Ina May’s Guide to Breastfeeding by Ina May Gaskin: I found this jewel at a thrift store this summer, and picked it up just because of Ina May’s name. It’s a great resource to have on hand if you’re wanting some extra help or information on breastfeeding issues. One thing I appreciated was that she actually dove into the issue of tongue-ties causing nursing difficulties, which is something that many manuals on breastfeeding overlook. Overall, this book was a great easy-to-read book that I would recommend adding to your home library!
Pushed: The Painful Truth about Modern Maternity Care by Jennifer Block: This book is not your “feel-good-warm-and-fuzzy” type, but if you’re in to making informed choice, and understanding the politics and protocols that go on behind the scenes, especially here in the US, this is an eye-opener. Jennifer explores the history behind different changes to the maternity care scene, how insurance companies dictate much of hospital’s protocols, how our lack of understanding our bodies and understanding the normal function of birth contributes to the rise of interventions, the limitations in so many areas of good alternative care options, and more. While it can be a bit depressing at times, it was definitely educational, and helpful in understanding risks vs. benefits of different medical choices.

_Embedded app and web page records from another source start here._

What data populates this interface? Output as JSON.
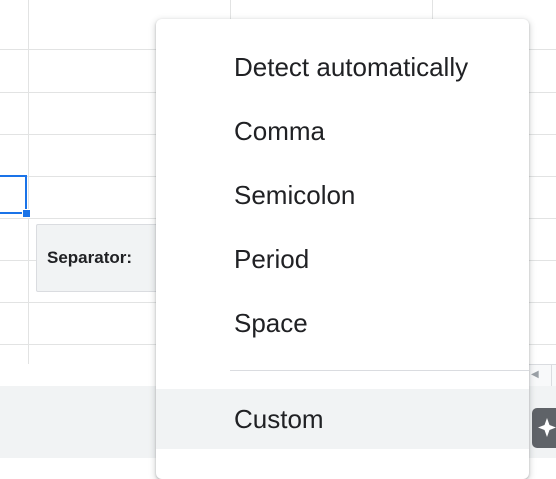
{
  "separator": {
    "label": "Separator:"
  },
  "menu": {
    "items": [
      {
        "label": "Detect automatically"
      },
      {
        "label": "Comma"
      },
      {
        "label": "Semicolon"
      },
      {
        "label": "Period"
      },
      {
        "label": "Space"
      }
    ],
    "custom": {
      "label": "Custom"
    }
  },
  "icons": {
    "explore": "explore-sparkle-icon",
    "scroll_left": "scroll-left-arrow-icon"
  },
  "colors": {
    "selection": "#1a73e8",
    "menu_text": "#202124",
    "hover": "#f1f3f4",
    "gridline": "#e2e3e3"
  }
}
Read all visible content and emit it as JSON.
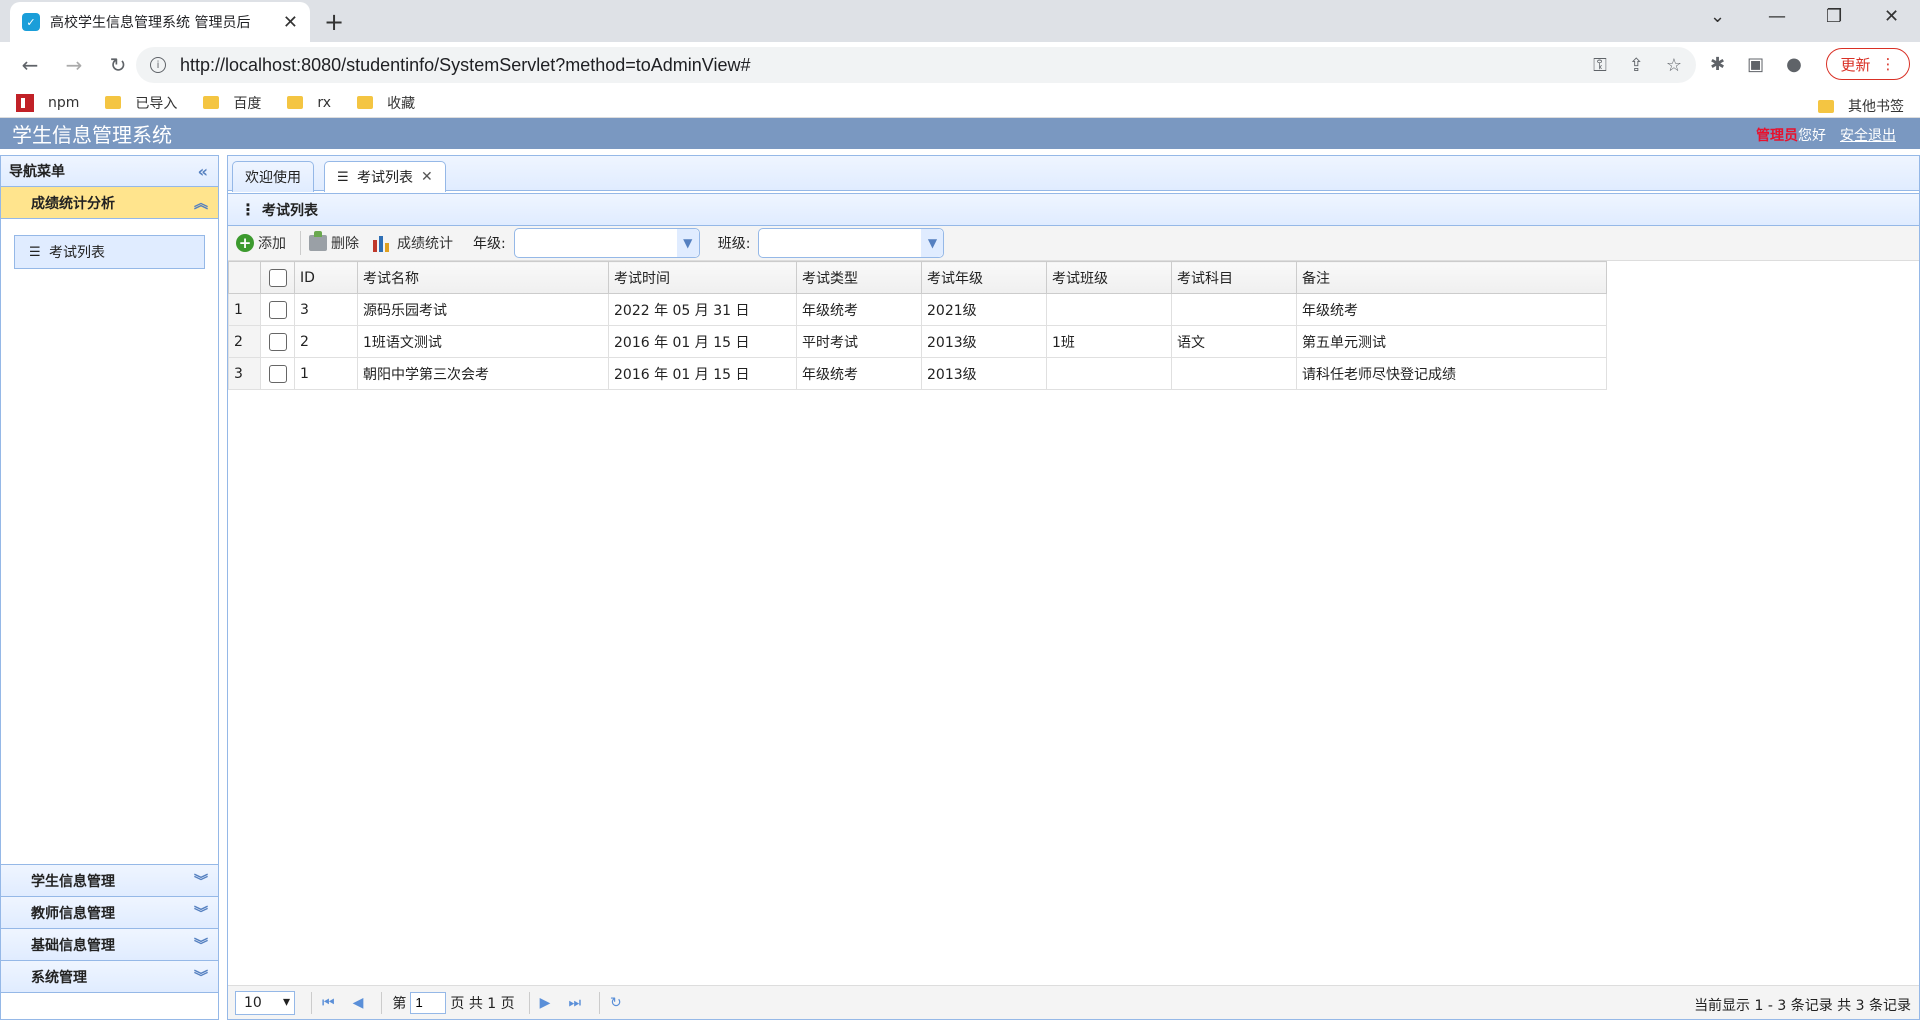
{
  "browser": {
    "tab_title": "高校学生信息管理系统 管理员后",
    "url": "http://localhost:8080/studentinfo/SystemServlet?method=toAdminView#",
    "update_label": "更新",
    "bookmarks": [
      "npm",
      "已导入",
      "百度",
      "rx",
      "收藏"
    ],
    "other_bookmarks": "其他书签"
  },
  "app": {
    "title": "学生信息管理系统",
    "role": "管理员",
    "greeting": "您好",
    "logout": "安全退出"
  },
  "nav": {
    "title": "导航菜单",
    "active_section": "成绩统计分析",
    "active_items": [
      "考试列表"
    ],
    "sections": [
      "学生信息管理",
      "教师信息管理",
      "基础信息管理",
      "系统管理"
    ]
  },
  "tabs": [
    {
      "label": "欢迎使用"
    },
    {
      "label": "考试列表"
    }
  ],
  "panel": {
    "title": "考试列表",
    "add": "添加",
    "delete": "删除",
    "stats": "成绩统计",
    "grade_label": "年级:",
    "class_label": "班级:"
  },
  "table": {
    "columns": [
      "ID",
      "考试名称",
      "考试时间",
      "考试类型",
      "考试年级",
      "考试班级",
      "考试科目",
      "备注"
    ],
    "rows": [
      {
        "num": "1",
        "id": "3",
        "name": "源码乐园考试",
        "time": "2022 年 05 月 31 日",
        "type": "年级统考",
        "grade": "2021级",
        "class": "",
        "subject": "",
        "remark": "年级统考"
      },
      {
        "num": "2",
        "id": "2",
        "name": "1班语文测试",
        "time": "2016 年 01 月 15 日",
        "type": "平时考试",
        "grade": "2013级",
        "class": "1班",
        "subject": "语文",
        "remark": "第五单元测试"
      },
      {
        "num": "3",
        "id": "1",
        "name": "朝阳中学第三次会考",
        "time": "2016 年 01 月 15 日",
        "type": "年级统考",
        "grade": "2013级",
        "class": "",
        "subject": "",
        "remark": "请科任老师尽快登记成绩"
      }
    ]
  },
  "pager": {
    "page_size": "10",
    "page_prefix": "第",
    "page_value": "1",
    "page_suffix": "页 共 1 页",
    "info": "当前显示 1 - 3 条记录 共 3 条记录"
  }
}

The Official Lamaze Guide: Giving Birth with Confidence by Judith Lothian: While this one has been around for awhile, I had never taken the time to pick it up and read through it. I found that it really wasn’t all about a particular “method” for birth, but more about understanding how your body works, and how to work with it. Clear, concise information written in an easy-to-read style, with birth stories to boot.
Cut, Stapled, and Mended: When One Woman Reclaimed Her Body and Gave Birth on Her Own Terms After Cesarean By Rosanna Rosewood: This one deserves a disclaimer-while the story was fascinating, I don’t recommend or agree with everything this mama pursued in her quest for a VBAC. However, this book helped me to understand many of the challenges that brave VBAC mothers must make as they recover, heal, and prepare for birth from an emotional, spiritual and physical standpoint. I found it valuable as I seek to help mothers who desire a VBAC without having personal experience.
Besides the mentioned books, I’ve encountered a few new resources that I would heartily recommend:
Spinning Babies DVD’s: The Parent Workshop & Daily Essentials. Gail Tully, the instructor of these DVD’s and the brains behind the Spinning Babies website, has so many tips, suggestions and information to offer-and it all helps to make pregnancy more comfortable, understand your body, and encourage baby to be in good postion…which ultimately helps your labor, birth and recovery to go so much smoother! If you haven’t spent time on Gail’s website, it’s worth looking in to!
VBAC:Know the Facts by Jen Kamel: Jen has compiled an immense volume of research and facts surround VBACs, and presents them in a fascinating seminar that can be taken online or attended live. This 6+ hour seminar addresses subjects such as myths, actual research results, how and why different hopsitals have different protocols, what complications can increase risks (and how to avoid some of them!), and the list goes on and on. If you are considering a VBAC and have questions, or just want to learn more about the subject, this would be a very worthwhile investment. I learned so much from it!
More books…and they don’t all fit here, either!
This past year I had a friend who contacted me-she was newly pregnant, lived in another state, and wanted to know where to start in figuring out what she wanted for her pregnancy, birth, caregiver, etc. What a list of questions! And where do you start?!? So I’ve been on a quest to find factual, evidence-based information to help new moms in making decisions and sorting through all the myriads of opinions and information. If you have a resource that was particularly helpful to you, I’d love to hear about it! Feel free to comment (below), leave a message on the facebook page, or send me an email at: email@example.com. I’d love to hear from you!